The Sims 4 developer Maxis may have been shuttered, but at least one former employee doesn't have beef with EA and its decision.
Although The Sims 4 and SimCity will continue along with the studio's brand, the flagship Maxis studios has been closed.
The closure prompted a resurgence of interest in EA's acquisitions; there was a period of several years when the publisher made so many closures of purchased teams that it has gained a reputation for it; Pandemic's 12 month turn around was particularly painful. Kotaku has a good round up, if you're interested.
EA's purchasing habits are just one reason why the publisher is frequently characterised as villainous, but a developer known as vertexnormal, whom the moderators of /r/SimCity have verified was a Maxis employee, has said the company is a good employer.
"EA is actually a great place to work these days," they wrote.
"In the past there were difficulties (I was part of the EA Spouse/class action) but a lot of that has turned around. They really do want to retain talent and minimize layoffs.
"Not everyone shares this experience, but I haven't worked back-to-back weekends in almost a decade. EA has a really good benefits package, competitive pay, and a strong sense of progressive public responsibility. Maxis, in particular the Sims side, has what is probably the highest level of gender equality in the industry."
Vertexnormal said they left Maxis in January partially because they could see the closure coming, but also that they loved the studio and was sad to see it close.
They also described EA's internal "green light gating process" which can mean studios spend years in pre-production prototyping games before the corporation gives the go ahead to actually make anything.
"Some time after that, when marketing thinks it is right, they will announce the game to the public. From that point on nothing changes from the public facing. Once locked into 'online-only' there was no way of changing it," they said of SimCity.
"People complained that the cities were too small but there was no way to address that without compromising the numbers and forecasts when the game was sold to EA's corporate overseers. EA can't be negotiated with at this level, you can't change their mind, you REALLY have to fight to get dates changed etc.
"I also don't fault EA with this process. It is meant to minimize risk and it does pretty well at that," they added.
"EA is a very large ship, it takes a lot of energy and time to get it to change direction. That long process steers the ship and adds predictability.
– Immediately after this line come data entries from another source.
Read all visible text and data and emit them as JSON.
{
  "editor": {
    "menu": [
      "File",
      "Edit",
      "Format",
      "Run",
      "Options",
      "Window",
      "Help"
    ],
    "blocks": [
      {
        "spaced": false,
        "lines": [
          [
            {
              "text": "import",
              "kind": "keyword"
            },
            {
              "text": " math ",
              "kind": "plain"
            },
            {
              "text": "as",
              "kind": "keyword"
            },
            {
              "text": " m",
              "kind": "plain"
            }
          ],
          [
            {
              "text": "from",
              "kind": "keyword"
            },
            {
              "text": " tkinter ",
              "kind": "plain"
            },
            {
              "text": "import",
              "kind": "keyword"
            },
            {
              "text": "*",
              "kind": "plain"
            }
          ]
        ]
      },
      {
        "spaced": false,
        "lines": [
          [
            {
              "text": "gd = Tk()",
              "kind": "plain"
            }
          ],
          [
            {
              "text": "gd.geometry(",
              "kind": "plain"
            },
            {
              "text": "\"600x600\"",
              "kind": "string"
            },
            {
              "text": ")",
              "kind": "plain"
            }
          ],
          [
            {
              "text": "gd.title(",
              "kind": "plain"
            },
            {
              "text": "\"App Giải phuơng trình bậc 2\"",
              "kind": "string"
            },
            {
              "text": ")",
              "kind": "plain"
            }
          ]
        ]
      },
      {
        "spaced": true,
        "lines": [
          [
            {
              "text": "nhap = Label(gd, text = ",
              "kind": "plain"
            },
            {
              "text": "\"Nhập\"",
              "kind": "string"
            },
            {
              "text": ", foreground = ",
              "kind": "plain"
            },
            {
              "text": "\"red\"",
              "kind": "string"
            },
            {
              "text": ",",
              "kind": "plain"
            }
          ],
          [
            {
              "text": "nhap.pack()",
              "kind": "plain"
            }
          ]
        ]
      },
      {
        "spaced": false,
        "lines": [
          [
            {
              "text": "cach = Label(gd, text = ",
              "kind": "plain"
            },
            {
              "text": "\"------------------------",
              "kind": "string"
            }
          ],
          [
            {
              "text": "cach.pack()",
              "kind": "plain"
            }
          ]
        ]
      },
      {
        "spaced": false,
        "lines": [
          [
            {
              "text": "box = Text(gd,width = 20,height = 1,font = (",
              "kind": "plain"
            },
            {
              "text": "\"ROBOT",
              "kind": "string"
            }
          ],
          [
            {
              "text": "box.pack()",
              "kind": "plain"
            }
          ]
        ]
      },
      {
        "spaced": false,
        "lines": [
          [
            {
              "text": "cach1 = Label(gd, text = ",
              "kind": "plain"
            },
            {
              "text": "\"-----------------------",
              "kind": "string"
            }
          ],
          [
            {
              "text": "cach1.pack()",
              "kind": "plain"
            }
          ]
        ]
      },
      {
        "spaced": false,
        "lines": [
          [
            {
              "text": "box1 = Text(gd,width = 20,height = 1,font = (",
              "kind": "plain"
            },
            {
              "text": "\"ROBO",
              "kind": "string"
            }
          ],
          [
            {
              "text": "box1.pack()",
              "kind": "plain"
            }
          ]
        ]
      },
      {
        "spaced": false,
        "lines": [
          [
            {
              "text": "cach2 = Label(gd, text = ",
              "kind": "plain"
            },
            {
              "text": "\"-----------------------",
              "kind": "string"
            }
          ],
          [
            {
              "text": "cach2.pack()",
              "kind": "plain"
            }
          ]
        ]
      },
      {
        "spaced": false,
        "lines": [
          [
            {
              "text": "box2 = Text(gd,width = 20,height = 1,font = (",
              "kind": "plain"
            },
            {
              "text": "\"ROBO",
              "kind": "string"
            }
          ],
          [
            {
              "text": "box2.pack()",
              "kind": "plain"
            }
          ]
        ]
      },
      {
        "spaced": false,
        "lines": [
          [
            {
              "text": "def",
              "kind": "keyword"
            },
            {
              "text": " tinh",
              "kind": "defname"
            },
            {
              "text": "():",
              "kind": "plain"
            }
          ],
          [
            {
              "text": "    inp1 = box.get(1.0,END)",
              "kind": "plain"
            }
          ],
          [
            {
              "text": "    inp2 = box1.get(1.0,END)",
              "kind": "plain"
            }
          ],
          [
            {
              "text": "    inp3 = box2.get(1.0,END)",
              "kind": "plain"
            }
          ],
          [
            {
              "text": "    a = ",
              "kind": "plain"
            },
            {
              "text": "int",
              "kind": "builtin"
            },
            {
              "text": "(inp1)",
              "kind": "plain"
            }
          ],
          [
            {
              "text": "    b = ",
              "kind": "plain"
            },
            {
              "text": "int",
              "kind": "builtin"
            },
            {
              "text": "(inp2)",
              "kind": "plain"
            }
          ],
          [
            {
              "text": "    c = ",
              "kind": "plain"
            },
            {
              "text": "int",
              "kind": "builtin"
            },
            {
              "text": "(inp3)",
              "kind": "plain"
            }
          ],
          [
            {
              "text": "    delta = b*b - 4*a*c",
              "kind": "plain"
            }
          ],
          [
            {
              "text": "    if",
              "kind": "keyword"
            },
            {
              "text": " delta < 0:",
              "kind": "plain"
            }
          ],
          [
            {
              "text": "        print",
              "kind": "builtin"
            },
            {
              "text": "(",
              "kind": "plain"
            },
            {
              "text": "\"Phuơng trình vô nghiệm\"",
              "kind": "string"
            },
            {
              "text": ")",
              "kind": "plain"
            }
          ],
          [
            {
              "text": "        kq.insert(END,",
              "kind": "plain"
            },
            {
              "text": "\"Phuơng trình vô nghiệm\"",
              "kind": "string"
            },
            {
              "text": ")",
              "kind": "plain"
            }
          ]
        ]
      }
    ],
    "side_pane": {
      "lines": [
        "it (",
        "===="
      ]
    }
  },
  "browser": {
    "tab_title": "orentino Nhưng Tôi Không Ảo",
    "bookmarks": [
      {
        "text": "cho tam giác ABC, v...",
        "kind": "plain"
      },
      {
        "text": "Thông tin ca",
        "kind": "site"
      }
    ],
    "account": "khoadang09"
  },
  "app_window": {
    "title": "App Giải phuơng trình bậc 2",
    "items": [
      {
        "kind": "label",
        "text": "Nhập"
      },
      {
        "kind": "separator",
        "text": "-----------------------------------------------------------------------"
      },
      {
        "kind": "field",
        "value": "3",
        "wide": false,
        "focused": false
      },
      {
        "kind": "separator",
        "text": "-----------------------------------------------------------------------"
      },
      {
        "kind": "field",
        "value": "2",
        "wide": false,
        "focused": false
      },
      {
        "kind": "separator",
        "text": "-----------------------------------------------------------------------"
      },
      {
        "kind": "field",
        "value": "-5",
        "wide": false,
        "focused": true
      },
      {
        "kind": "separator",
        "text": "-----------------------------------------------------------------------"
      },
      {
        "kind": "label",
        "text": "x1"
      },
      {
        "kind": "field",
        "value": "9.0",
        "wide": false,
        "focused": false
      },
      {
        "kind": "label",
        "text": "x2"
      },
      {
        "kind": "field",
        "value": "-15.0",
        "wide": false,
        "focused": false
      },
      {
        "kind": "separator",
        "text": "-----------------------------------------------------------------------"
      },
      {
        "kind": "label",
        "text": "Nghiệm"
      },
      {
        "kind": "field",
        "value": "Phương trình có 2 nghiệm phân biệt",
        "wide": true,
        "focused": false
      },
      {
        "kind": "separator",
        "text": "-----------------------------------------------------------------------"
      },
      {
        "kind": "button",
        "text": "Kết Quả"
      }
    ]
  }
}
Smaller companies are able to pivot much faster but lack EA's resources and ability to 'play the long game'. All of this stuff happens out of necessity, and all of it comes down to money."
It's quite interesting to hear a positive insider perspective on EA, especially from someone with reason to be embittered by their experiences. Certainly we've seen major changes in how the publisher operates over the past few years, with several big ticket delays - Dragon Age: Inquisition, Battlefield: Hardline - announced in the past 18 months, and signficant improvements to financial results after some very rough years in the late 2000's. Is this new CEO Andrew Wilson's influence?